Libyan Coast Guard Sinks Tanker

We have reports from NavalToday and Maritime-Executive that the Libyan Coast Guard, using a 30mm auto-cannon, opened fire on and sank a Russian owned, Comoros-flagged oil products tanker, the GOEAST, believed to have been smuggling Libyan oil.

It is not the first time the Libyan Coast Guard has used deadly force, and apparently not the first time the GOEAST’s parent company has been accused of smuggling.

I found this particularly interesting because it seemed to contradict my long held belief that the Coast Guard is unlikely to be able to forcibly stop, much less sink, a medium to large merchant ship in a timely manner with gun fire if it were employed in a terrorist attack. There are many questions about the sinking for which I have not seen answers. What might this incident say about our own ability to stop a terrorist attack using a merchant ship?

The GOEAST was a small and elderly tanker. Admittedly a terrorist organization is more likely to have control of a ship like this, than a larger and more modern vessel. It displaced 9700 tons and was built forty years ago in 1977. It would have been considered relatively large in WWII, but not now. We don’t know its state of maintenance, but it was probably poor. We don’t know how it was loaded, incomplete or asymmetrical loading, and the resulting free surface effect may have contributed to its loss. We don’t know how long it took to sink or how long it could steer and make way. Even after being damaged, could it have completed a terrorist mission before sinking?

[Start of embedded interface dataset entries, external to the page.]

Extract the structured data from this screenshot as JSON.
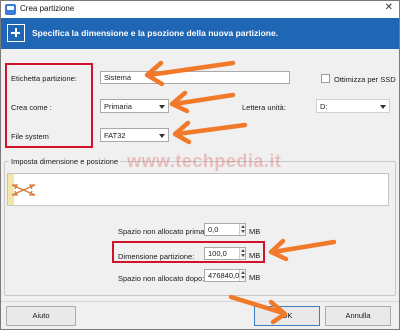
{
  "window": {
    "title": "Crea partizione"
  },
  "banner": {
    "text": "Specifica la dimensione e la psozione della nuova partizione."
  },
  "form": {
    "label_partition": "Etichetta partizione:",
    "label_partition_value": "Sistema",
    "ssd_label": "Ottimizza per SSD",
    "create_as_label": "Crea come :",
    "create_as_value": "Primaria",
    "drive_letter_label": "Lettera unità:",
    "drive_letter_value": "D:",
    "filesystem_label": "File system",
    "filesystem_value": "FAT32"
  },
  "size_group": {
    "title": "Imposta dimensione e posizione",
    "unalloc_before_label": "Spazio non allocato prima:",
    "unalloc_before_value": "0,0",
    "unalloc_before_unit": "MB",
    "partition_size_label": "Dimensione partizione:",
    "partition_size_value": "100,0",
    "partition_size_unit": "MB",
    "unalloc_after_label": "Spazio non allocato dopo:",
    "unalloc_after_value": "476840,0",
    "unalloc_after_unit": "MB"
  },
  "watermark": "www.techpedia.it",
  "buttons": {
    "help": "Aiuto",
    "ok": "OK",
    "cancel": "Annulla"
  },
  "colors": {
    "banner": "#1f66b5",
    "highlight": "#d0132b",
    "arrow": "#f07a2a"
  }
}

The actions of the Libyan Coast Guard were probably an excessive use of force. We have no information about what happened to the crew of the amount of pollution that resulted. Whatever the justification for the attack on the GOEAST, it is good to see a degree of success in using a relatively small gun to stop a sink a ship, but there are reasons why we may not be able to take much comfort in this example.

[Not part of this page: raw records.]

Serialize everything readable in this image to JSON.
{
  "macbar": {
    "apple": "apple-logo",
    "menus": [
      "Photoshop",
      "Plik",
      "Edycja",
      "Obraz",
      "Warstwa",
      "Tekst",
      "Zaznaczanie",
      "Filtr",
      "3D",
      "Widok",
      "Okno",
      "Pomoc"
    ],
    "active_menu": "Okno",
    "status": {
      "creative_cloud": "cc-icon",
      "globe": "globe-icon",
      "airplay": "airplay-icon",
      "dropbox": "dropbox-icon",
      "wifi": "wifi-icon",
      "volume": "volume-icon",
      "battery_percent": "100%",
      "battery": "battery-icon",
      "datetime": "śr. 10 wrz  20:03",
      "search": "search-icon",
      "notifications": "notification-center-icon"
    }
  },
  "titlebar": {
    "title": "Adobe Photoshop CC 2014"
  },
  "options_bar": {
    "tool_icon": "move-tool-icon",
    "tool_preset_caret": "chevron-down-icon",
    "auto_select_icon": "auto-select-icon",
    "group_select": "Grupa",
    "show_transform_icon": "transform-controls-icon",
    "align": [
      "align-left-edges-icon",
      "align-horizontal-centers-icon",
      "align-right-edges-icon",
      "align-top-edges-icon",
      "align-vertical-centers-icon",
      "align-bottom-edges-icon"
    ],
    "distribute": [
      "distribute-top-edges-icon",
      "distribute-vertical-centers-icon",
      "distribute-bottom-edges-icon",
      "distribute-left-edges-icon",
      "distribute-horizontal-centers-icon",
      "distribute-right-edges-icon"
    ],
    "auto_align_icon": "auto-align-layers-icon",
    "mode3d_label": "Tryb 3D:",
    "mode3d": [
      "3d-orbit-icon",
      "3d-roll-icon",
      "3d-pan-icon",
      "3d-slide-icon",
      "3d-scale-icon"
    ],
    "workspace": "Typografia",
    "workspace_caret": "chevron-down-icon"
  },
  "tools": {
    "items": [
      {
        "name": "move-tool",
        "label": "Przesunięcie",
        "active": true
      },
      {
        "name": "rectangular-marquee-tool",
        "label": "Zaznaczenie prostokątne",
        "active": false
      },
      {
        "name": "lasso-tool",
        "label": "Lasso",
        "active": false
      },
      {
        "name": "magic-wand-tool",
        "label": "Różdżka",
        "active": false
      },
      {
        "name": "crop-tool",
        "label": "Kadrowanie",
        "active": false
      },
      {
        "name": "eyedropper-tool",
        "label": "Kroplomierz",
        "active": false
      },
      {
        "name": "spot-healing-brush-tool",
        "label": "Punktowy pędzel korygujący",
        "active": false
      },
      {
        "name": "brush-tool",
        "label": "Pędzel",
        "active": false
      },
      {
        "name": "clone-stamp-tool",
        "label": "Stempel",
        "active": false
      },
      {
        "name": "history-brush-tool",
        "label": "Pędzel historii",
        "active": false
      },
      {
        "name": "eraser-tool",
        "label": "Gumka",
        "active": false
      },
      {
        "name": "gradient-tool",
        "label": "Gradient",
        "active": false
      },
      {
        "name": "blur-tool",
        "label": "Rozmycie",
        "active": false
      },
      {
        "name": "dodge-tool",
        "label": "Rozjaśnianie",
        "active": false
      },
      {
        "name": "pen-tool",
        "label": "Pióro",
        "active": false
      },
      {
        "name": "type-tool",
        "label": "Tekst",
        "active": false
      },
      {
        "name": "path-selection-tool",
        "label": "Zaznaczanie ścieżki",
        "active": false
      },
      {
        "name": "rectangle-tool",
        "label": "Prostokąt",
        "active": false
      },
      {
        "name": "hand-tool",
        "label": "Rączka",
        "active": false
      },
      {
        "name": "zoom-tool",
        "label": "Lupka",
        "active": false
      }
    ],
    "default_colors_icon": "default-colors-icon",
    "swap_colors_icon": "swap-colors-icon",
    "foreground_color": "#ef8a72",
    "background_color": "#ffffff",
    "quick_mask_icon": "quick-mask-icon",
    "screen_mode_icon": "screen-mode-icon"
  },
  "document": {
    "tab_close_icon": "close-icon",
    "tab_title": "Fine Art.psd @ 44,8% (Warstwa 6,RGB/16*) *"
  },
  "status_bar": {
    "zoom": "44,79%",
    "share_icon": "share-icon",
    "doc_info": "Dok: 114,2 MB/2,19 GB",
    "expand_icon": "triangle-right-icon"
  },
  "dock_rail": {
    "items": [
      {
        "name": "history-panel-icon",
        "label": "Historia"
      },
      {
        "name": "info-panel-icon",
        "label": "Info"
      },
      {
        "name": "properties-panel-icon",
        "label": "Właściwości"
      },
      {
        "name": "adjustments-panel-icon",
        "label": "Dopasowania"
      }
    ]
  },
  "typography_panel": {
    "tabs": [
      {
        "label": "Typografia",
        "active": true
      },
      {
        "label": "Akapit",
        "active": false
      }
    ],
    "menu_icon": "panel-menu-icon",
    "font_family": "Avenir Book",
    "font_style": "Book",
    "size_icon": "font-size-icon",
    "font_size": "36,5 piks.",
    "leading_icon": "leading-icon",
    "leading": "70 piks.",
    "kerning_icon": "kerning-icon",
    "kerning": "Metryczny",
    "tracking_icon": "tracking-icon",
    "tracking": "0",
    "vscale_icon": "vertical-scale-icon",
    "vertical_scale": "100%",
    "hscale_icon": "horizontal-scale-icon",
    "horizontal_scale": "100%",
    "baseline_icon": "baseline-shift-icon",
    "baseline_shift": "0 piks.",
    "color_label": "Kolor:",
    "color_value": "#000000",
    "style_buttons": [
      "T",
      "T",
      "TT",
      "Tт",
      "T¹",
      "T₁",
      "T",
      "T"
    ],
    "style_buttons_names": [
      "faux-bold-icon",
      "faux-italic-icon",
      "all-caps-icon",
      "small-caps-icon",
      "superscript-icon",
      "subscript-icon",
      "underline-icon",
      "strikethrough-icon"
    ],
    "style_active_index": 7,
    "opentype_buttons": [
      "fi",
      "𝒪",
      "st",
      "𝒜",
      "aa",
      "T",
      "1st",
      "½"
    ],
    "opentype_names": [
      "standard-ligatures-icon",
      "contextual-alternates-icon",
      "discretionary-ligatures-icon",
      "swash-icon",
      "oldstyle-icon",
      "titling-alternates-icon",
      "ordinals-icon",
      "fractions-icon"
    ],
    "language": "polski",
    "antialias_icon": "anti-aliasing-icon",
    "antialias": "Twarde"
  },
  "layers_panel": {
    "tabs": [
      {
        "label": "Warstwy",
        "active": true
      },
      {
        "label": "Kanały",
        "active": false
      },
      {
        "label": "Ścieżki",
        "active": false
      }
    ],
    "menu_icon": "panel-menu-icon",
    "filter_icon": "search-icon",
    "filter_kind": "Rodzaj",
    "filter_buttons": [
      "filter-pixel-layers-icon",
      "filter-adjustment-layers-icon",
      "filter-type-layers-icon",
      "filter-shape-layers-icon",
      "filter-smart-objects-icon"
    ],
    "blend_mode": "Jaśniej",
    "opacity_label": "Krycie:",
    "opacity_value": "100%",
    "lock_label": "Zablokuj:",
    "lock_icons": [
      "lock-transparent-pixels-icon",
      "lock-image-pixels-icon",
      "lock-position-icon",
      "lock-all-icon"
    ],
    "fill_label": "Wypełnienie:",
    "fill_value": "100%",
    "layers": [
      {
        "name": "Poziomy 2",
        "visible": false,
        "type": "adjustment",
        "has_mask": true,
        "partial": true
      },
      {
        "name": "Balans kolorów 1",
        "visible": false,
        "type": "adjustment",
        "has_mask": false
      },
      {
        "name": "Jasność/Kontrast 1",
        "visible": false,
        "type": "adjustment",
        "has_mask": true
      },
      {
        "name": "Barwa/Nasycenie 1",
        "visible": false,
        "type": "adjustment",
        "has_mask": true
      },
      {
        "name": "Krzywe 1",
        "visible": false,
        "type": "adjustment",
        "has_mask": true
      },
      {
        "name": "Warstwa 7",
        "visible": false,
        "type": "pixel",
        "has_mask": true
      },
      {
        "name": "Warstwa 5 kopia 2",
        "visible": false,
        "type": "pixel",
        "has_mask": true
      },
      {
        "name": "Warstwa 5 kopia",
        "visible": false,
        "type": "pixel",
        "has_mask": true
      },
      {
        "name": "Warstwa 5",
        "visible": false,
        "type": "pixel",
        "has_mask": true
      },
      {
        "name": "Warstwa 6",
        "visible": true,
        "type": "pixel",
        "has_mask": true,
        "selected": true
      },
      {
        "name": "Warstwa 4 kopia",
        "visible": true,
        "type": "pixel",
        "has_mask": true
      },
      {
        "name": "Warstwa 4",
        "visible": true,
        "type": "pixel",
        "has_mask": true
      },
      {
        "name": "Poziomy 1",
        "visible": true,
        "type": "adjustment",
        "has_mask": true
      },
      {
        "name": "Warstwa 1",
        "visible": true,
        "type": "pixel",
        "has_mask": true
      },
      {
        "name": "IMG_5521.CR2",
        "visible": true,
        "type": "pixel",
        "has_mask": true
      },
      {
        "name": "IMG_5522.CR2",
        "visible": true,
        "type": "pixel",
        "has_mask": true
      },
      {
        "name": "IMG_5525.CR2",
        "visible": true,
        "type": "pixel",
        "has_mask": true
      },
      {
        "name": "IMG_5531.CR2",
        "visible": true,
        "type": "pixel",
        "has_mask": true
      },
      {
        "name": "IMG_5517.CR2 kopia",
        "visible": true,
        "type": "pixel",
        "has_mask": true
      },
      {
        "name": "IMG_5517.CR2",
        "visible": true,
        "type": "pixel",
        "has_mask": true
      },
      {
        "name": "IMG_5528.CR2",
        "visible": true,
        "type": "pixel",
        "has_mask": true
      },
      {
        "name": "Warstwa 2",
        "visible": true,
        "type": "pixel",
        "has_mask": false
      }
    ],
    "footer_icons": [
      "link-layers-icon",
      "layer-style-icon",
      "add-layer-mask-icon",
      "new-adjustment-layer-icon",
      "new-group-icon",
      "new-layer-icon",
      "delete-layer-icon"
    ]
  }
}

The Libyan Coast Guard vessel appears to have been a former Italian Bigliani II  class patrol boat equipped with a twin Oto Melara-Mauser 30mm gun.

The Bigliani IIs are not big ships. They are 84.7 tons full load and 27 meters (88.6 feet) in length, 6.95 m (22.8 feet) of beam, with a draft of 1.26 m (4.13 feet). That is actually  slightly smaller than our 91 ton full load 87 foot Marine Protector class WPBs. This illustrates that even our small patrol boats could carry much heavier weapons.

The 30mm gun, visible in the video has a relatively high rate of fire, but that is largely irrelevant for our purposes (unless we are being shot at) since even our 180 round per minute chain guns can exhaust their ammunition in only a few minutes.

The 30mm gun fires common NATO rounds which include the armor piercing fin stabilized discarding sabot (APFSDS-T) round that A-10 Warhogs use against tanks. Compared to our 25mm gun’s corresponding APDS-T round, the 30mm has a higher muzzle velocity and weighs 71.6% more. This long rod tungsten penetrator is more likely to be able to disable a ship than even our 57mm rounds, which may penetrate the hull but will likely explode before reaching the engine.

The tanker was not returning fire, which could have kept the patrol boat at a distance, and radially reduced the accuracy of fire.

I still have doubts about the ability of a gun to reliably stop a medium to large merchant ship with a determined crew. There are other alternatives, but an upgrade to a 30mm gun on our patrol boats and larger vessels would certainly increase our chances of success.